“I’m just a caretaker,” Moore said. “I’m just here for a little while.”
In 30 years of owning large ranches next to each other, Urbanczyk and Moore remain basically strangers. They’ve never spoken to each other, Moore said, and she feels he doesn’t have the same connection to the land that she does.
“To him, it was just a spot on a map, it didn’t mean anything,” Moore said of Urbanczyk. “To me, it means a lot.”
During an interview at a coffee shop in Boerne this month, Moore was nervous about sharing her feelings about the whole situation, fearing some kind of reprisal from Urbanczyk.
On one central point, she didn’t hold back.
“You come into an area you don’t know.

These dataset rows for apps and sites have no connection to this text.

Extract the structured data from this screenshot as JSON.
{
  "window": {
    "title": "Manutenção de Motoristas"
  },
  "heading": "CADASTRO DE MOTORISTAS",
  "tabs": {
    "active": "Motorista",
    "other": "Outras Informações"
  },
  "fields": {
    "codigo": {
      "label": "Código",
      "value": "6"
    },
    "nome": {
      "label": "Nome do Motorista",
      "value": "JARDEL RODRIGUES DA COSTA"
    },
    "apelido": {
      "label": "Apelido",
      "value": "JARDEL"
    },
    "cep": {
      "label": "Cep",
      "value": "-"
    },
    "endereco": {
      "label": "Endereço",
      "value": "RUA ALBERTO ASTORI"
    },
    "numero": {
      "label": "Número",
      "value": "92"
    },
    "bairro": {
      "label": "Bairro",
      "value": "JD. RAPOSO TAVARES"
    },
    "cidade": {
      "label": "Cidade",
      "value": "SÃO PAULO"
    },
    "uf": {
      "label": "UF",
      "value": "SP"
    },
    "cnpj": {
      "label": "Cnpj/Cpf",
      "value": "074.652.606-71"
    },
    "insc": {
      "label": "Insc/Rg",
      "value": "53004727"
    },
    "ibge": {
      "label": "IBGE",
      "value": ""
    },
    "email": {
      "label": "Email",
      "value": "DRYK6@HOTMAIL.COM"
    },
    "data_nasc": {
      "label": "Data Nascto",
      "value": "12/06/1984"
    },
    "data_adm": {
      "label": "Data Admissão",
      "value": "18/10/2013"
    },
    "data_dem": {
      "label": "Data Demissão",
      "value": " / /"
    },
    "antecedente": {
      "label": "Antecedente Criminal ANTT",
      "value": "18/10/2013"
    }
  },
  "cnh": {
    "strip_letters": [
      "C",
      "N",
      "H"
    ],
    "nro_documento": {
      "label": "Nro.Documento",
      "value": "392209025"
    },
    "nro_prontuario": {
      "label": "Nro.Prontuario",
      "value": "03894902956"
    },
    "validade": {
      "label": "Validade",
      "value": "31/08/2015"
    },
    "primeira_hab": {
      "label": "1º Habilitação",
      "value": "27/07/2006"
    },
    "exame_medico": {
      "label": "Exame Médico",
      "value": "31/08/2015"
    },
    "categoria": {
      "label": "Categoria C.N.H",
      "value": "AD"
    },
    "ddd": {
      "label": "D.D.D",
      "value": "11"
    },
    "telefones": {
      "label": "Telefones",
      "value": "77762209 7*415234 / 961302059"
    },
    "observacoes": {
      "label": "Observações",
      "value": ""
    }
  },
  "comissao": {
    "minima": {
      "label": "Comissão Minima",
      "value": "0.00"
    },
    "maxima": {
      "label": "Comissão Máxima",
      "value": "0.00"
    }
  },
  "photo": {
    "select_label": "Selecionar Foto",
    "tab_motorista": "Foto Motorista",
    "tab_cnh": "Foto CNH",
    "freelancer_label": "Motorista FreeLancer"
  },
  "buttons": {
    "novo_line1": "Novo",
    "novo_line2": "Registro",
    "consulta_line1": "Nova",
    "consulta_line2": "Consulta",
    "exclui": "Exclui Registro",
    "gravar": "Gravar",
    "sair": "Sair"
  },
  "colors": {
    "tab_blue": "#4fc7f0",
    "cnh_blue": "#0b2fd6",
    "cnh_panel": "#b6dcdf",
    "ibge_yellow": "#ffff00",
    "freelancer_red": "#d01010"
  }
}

You buy it as an investment and you don’t even attempt to meet or get along with your neighbors. You devalue their land. You contaminate their water supply,” she said. “What am I supposed to think about these people?”
Until learning about it from a reporter, Moore didn’t know a high school would be built near her property entrance on Park Road 31. That’ll only worsen the problems she has with trespassers trying to explore the cave and Honey Creek, she said.
Despite the motion-activated game cameras installed around the cave entrance and other efforts to protect the site, she can’t put the place under armed guard 24/7. Her family’s watchful eye has kept the creek pristine all these years, but continuing to do so will be nearly impossible with an influx of new residents, she said.
Back in the 1980s, the Texas Parks and Wildlife magazine featured a cover photo of the cave entrance. That led amateur explorers, magazine in hand, to the site. Her dad “came unglued,” she said.
“The public will love things to death, and you can look at any of our national parks and see that,” she said.
After all those years of stewardship, all the efforts to protect something that means so much to her, Moore feels like she’s running out of options to keep Honey Creek’s water pristine and its ecosystem thriving.
That’s an ecosystem Urbanczyk has never seen. During the interview at his ranch, he said he had never stood alongside the creek at the state natural area. He did, however, help build some of the trails, the parking lot, and the equestrian area, he said. He hasn’t been inside the cave, either.
Surprisingly, neither has Moore. She can’t swim, so she’s only seen its treasures in pictures and video. She says she doesn’t need to experience the cave firsthand to care about protecting it.
“God is not making any more Honey Creeks,” Moore said. “There are no more being created, last time I checked. So to me, we have to steward what we are given, and what they’re trying to do is not stewardship.”
If all goes according to plan, Urbanczyk could see the bulldozers and other heavy equipment and an army of workers come onto his land sometime next year. He and Moore could have new neighbors not long afterwards.